[[ Extracted data, beginning ]]
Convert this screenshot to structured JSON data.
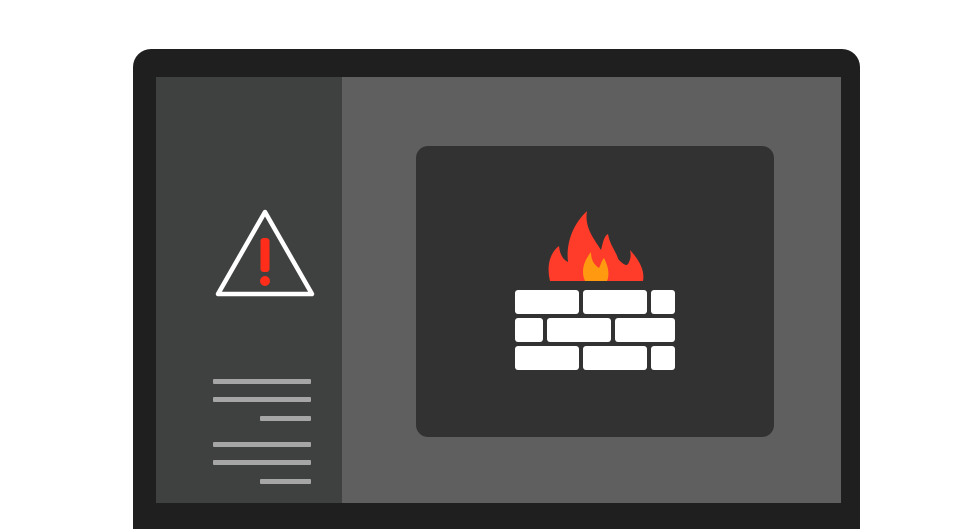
{
  "colors": {
    "device_frame": "#1e1f1e",
    "screen_background": "#5f5f5f",
    "sidebar_background": "#3f4140",
    "panel_background": "#323232",
    "warning_stroke": "#ffffff",
    "warning_mark": "#ff2d1a",
    "text_line": "#a6a6a6",
    "flame_outer": "#ff3c2a",
    "flame_inner": "#ff9a10",
    "brick": "#ffffff"
  },
  "icons": {
    "warning": "warning-triangle-icon",
    "firewall": "firewall-icon",
    "flame": "flame-icon",
    "brick_wall": "brick-wall-icon"
  },
  "sidebar": {
    "text_line_groups": 2,
    "lines_per_group": 3
  }
}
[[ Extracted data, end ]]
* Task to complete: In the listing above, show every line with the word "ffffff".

* Answer below:
    "warning_stroke": "#ffffff",
    "brick": "#ffffff"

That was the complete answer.